Required work - Practice item. Set the material below down again exactly, with no pictures.

Records for processing -

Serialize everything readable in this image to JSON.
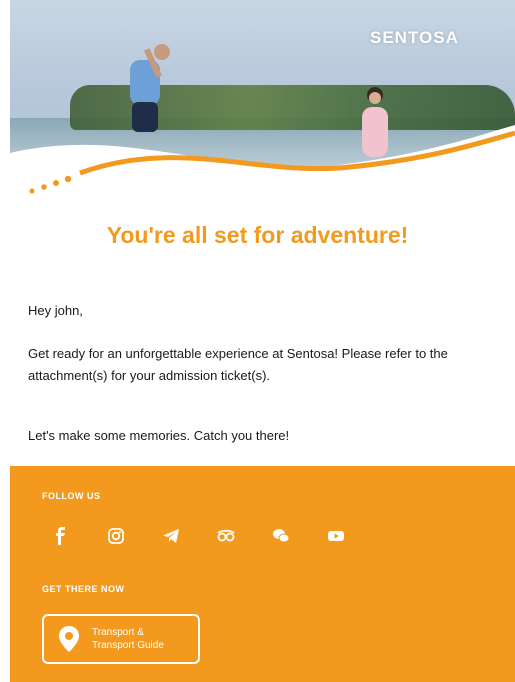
{
  "brand": {
    "logo_text": "SENTOSA"
  },
  "headline": "You're all set for adventure!",
  "greeting": "Hey john,",
  "message": "Get ready for an unforgettable experience at Sentosa! Please refer to the attachment(s) for your admission ticket(s).",
  "closing": "Let's make some memories. Catch you there!",
  "footer": {
    "follow_label": "FOLLOW US",
    "get_there_label": "GET THERE NOW",
    "socials": [
      "facebook-icon",
      "instagram-icon",
      "telegram-icon",
      "tripadvisor-icon",
      "wechat-icon",
      "youtube-icon"
    ],
    "transport_button": {
      "line1": "Transport &",
      "line2": "Transport Guide"
    }
  },
  "colors": {
    "accent": "#f39a1e",
    "text": "#1a1a1a",
    "background": "#ffffff"
  }
}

Expected answer -
Serialize everything readable in this image to JSON.
{
  "brand": {
    "logo_text": "SENTOSA"
  },
  "headline": "You're all set for adventure!",
  "greeting": "Hey john,",
  "message": "Get ready for an unforgettable experience at Sentosa! Please refer to the attachment(s) for your admission ticket(s).",
  "closing": "Let's make some memories. Catch you there!",
  "footer": {
    "follow_label": "FOLLOW US",
    "get_there_label": "GET THERE NOW",
    "socials": [
      "facebook-icon",
      "instagram-icon",
      "telegram-icon",
      "tripadvisor-icon",
      "wechat-icon",
      "youtube-icon"
    ],
    "transport_button": {
      "line1": "Transport &",
      "line2": "Transport Guide"
    }
  },
  "colors": {
    "accent": "#f39a1e",
    "text": "#1a1a1a",
    "background": "#ffffff"
  }
}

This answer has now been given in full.